FIO should also encourage insurers and their state regulators to use the tools they have to address the interplay between the climate crisis and insurance markets. This should include incentivizing resilience by requiring insurers to provide discounts to homeowners’ who take steps to mitigate physical risks to their homes. Worsening climate change impacts will only further threaten the availability and affordability of insurance in vulnerable areas. Insurers are intensifying these problems, eroding their own markets and harming their consumers by underwriting and investing in high-emitting projects like fossil fuel development. FIO should recommend that regulators encourage or require insurers to stop harming insurance markets and insurance consumers by investing in and underwriting projects that are not aligned with science-based emissions limits, therebying increasing climate-related harms. 

In particular, FIO should address how insurers continue to fuel the climate crisis by investing in and providing insurance to the fossil fuel industry. State regulators can follow the lead of the New York Department of Financial Services by encouraging insurers to manage climate-related financial risks by reducing their investments and underwriting of fossil fuels. FIO should also recommend that the Financial Stability Oversight Council and Office of Financial Research investigate the effects of insurer responses to the climate crisis on financial stability.


The proposed data collection and report represents an important step toward evaluating a growing crisis for insurance consumers and providing recommendations for solutions. But to capture the risks facing vulnerable communities, FIO should collect additional data. Moreover, it should use what it learns to make concrete recommendations on how to protect these communities.
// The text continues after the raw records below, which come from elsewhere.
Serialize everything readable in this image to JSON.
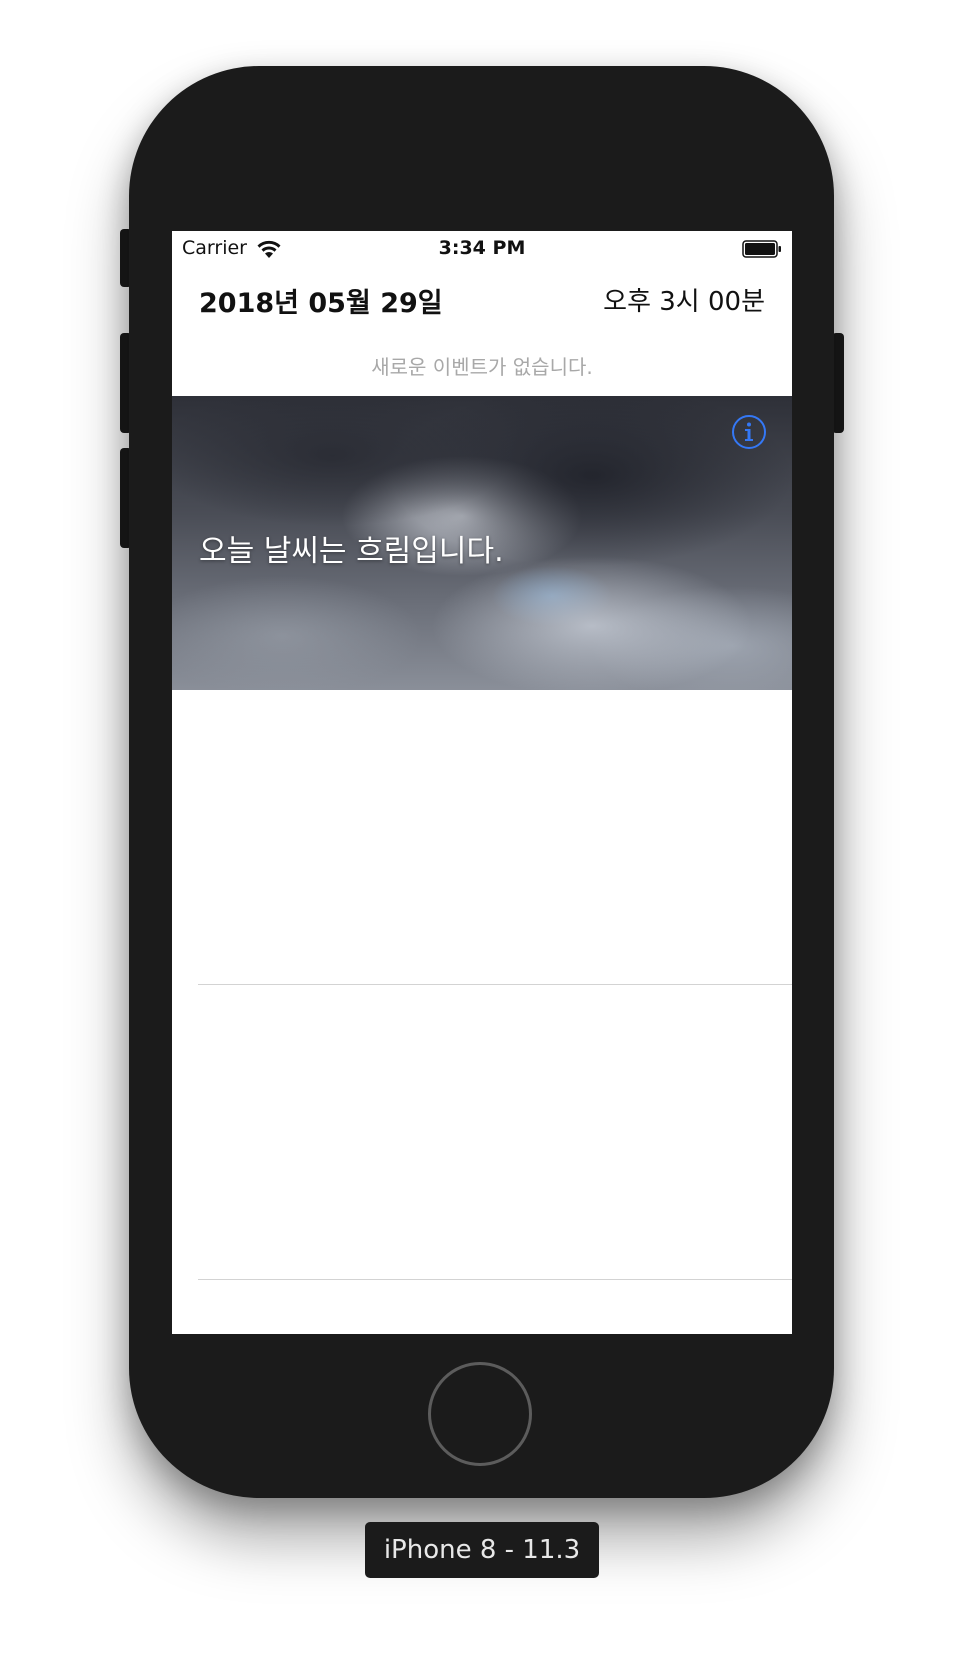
{
  "status_bar": {
    "carrier": "Carrier",
    "time": "3:34 PM",
    "wifi_icon": "wifi-icon",
    "battery_icon": "battery-icon"
  },
  "header": {
    "date": "2018년 05월 29일",
    "time": "오후 3시 00분"
  },
  "events": {
    "empty_message": "새로운 이벤트가 없습니다."
  },
  "weather": {
    "message": "오늘 날씨는 흐림입니다.",
    "info_icon": "info-icon",
    "accent_color": "#3478F6"
  },
  "simulator": {
    "device_label": "iPhone 8 - 11.3",
    "home_button_icon": "home-button-icon"
  }
}
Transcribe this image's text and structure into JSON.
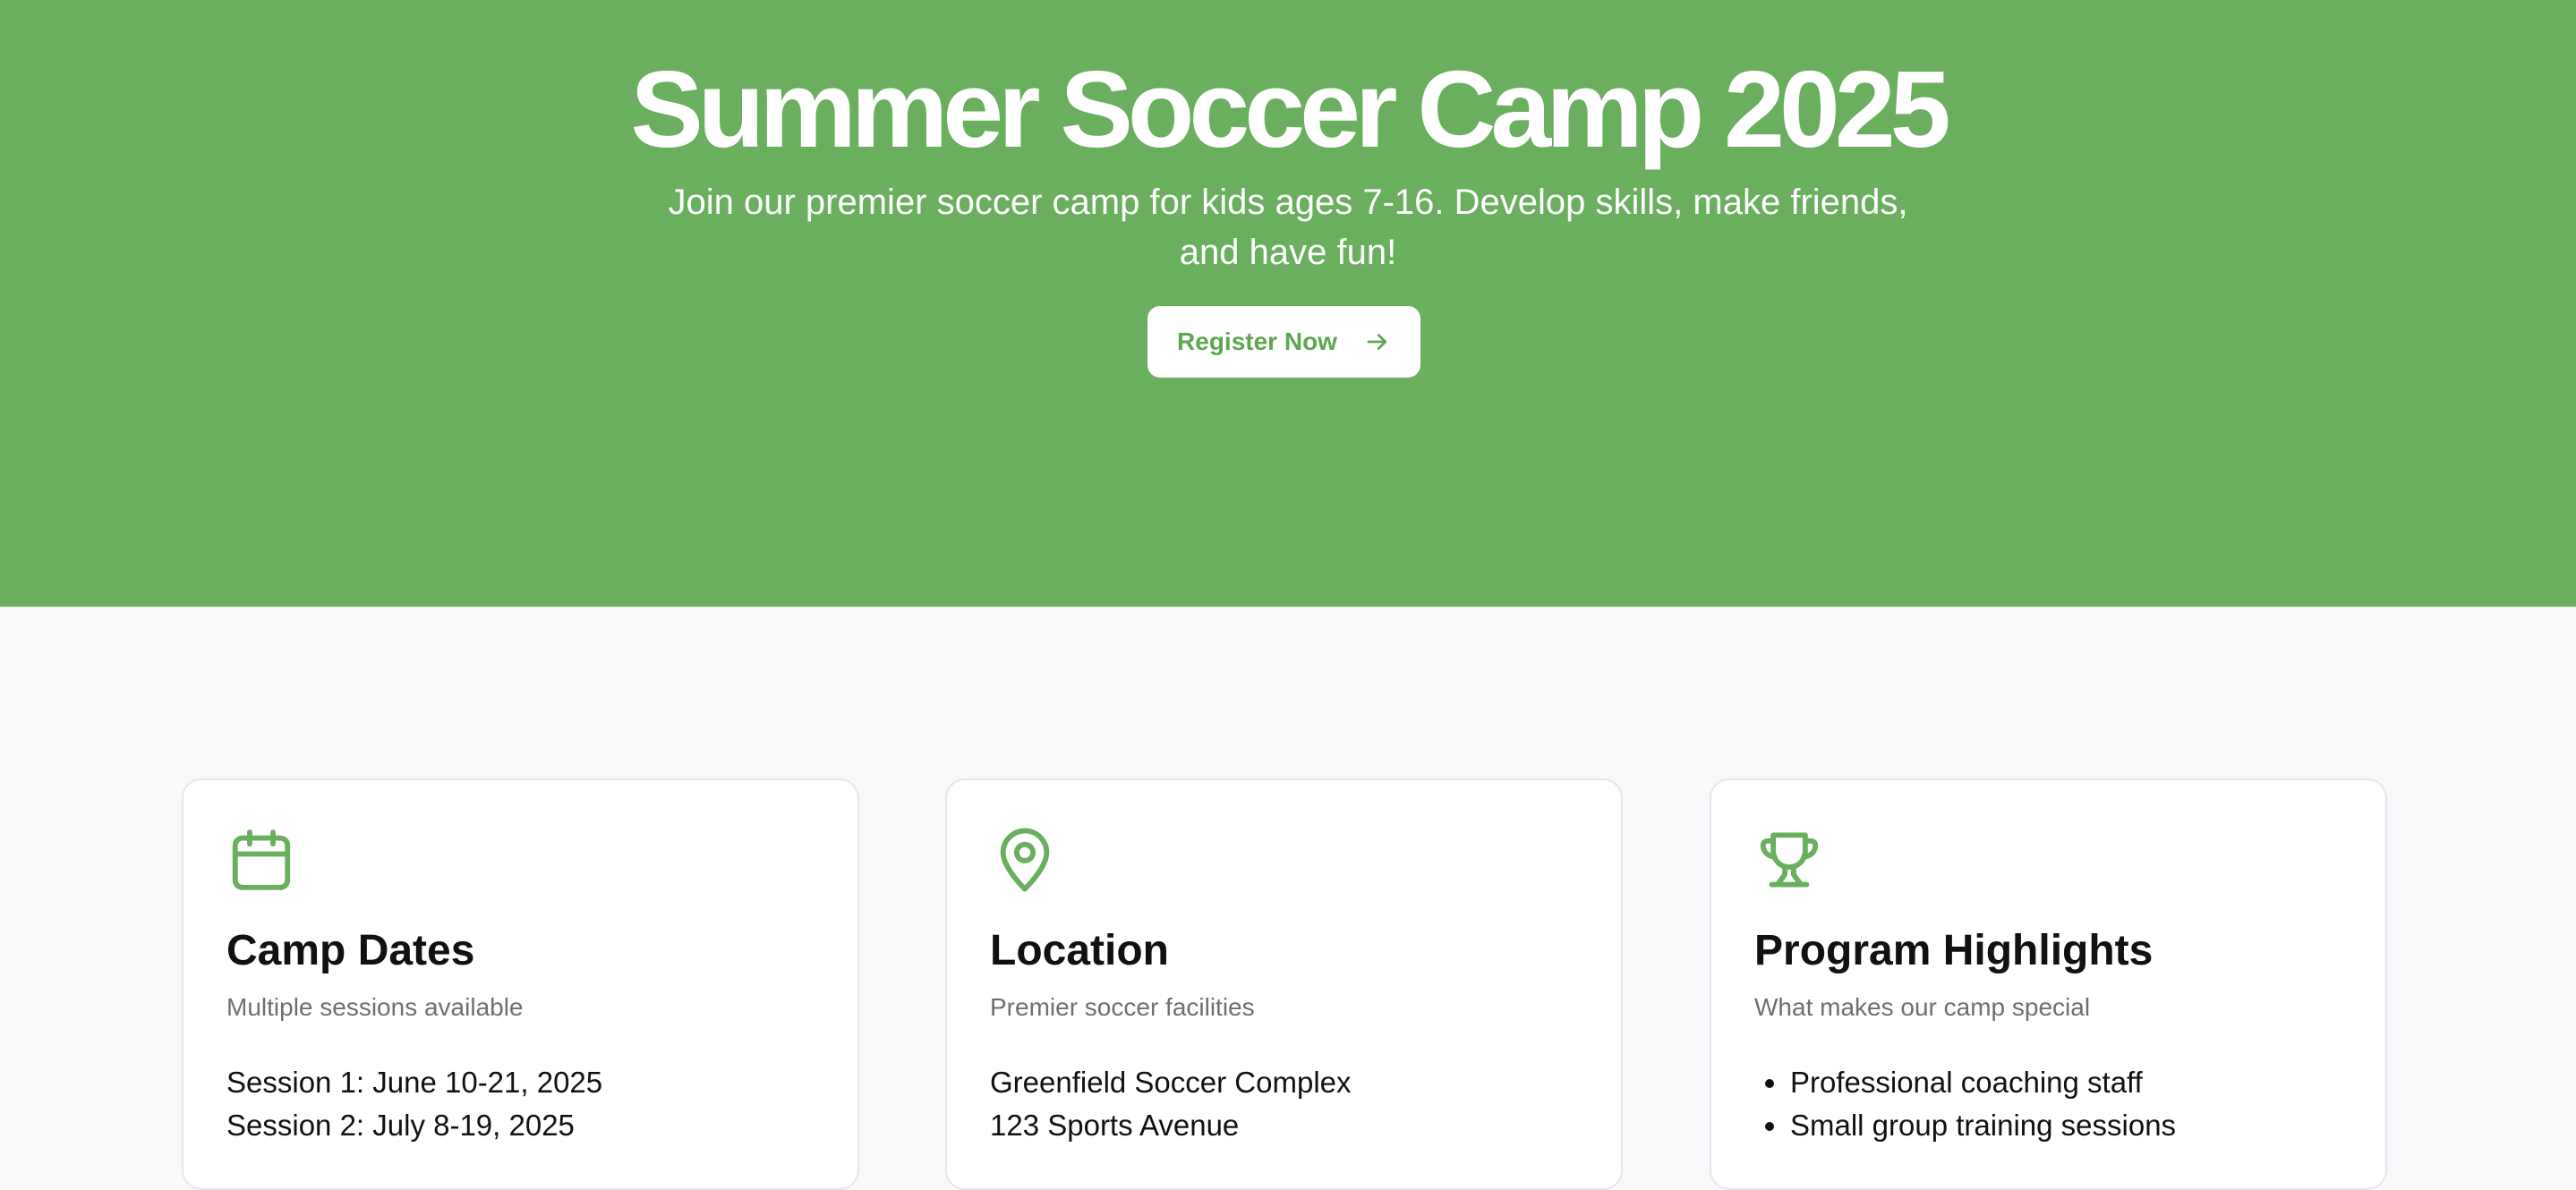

We look forward to working with you on next steps.  


Public Citizen
350 Bay Area Action
350 Juneau
Accelerate Neighborhood Climate Action
Americans for Financial Reform Education Fund
Anthropocene Alliance
Black Women Rising
Businesses for a Livable Climate
California Reinvestment Coalition
Call to Action Colorado
CatholicNetwork US
Citizen’s Alliance for a Sustainable Englewood
Climate Action California
Climate Hawks Vote
CO Businesses for a Livable Climate
Community for Sustainable Energy
Connecticut Citizen Action Group
Consumer Action
Consumer Watchdog
Corporate Responsibility office – Province of Saint Joseph of the Capuchin Order
Credit Card Management Services, Inc. dba Debthelper.com
Earth Action
Empire Justice Center
Extinction Rebellion San Francisco Bay Area
Freedom Righteous Organizing Collaborative (ROC)
Friends of the Earth US
Government Information Watch
Greater New Orleans Housing Alliance
Greenpeace USA
Hip Hop Caucus
Honor the Earth
I-70 Citizens Advisory Group
Indivisible Ambassadors
Institute for Agriculture and Trade Policy
Institute for Policy Studies, Climate Program
Interfaith Center on Corporate Responsibility (ICCR)
Larimer Alliance for Health, Safety and Environment 
Louisiana Bucket Brigade
Mayfair Park Neighborhood Association Board
Multicultural Development Center
Mental Health & Inclusion Ministries
Montbello Neighborhood Improvement Association
National Consumer Law Center (on behalf of its low-income clients)
National Housing Resource Center
New Mexico Climate Justice 
North Range Concerned Citizens 
Open The Government
Parachute Credit Counseling
People Over Profits
Positive Money US
Project on Government Oversight 
Rainforest Action Network
RapidShift Network
Revolving Door Project
Rockland Housing Action Coalition, Inc.
Save EPA
Sierra Club
Small Business Alliance
Socially Responsible Investing Coalition
Southwest Organization for Sustainability
Spirit of the Sun, Inc.
System Change Not Climate Change
Texas Campaign for the Environment
The Committee for Better Banks
The Green House Connection Center
The Greenlining Institute
The People’s Justice Council
The Phoenix Group
The Sunrise Project
Transformative Wealth Management, LLC
Unite North Metro Denver
Universal Housing Solutions CDC
Wall of Women
Western Slope Businesses for a Livable Climate
Womxn from the Mountain
Working for Racial Equity
Read the PDF here.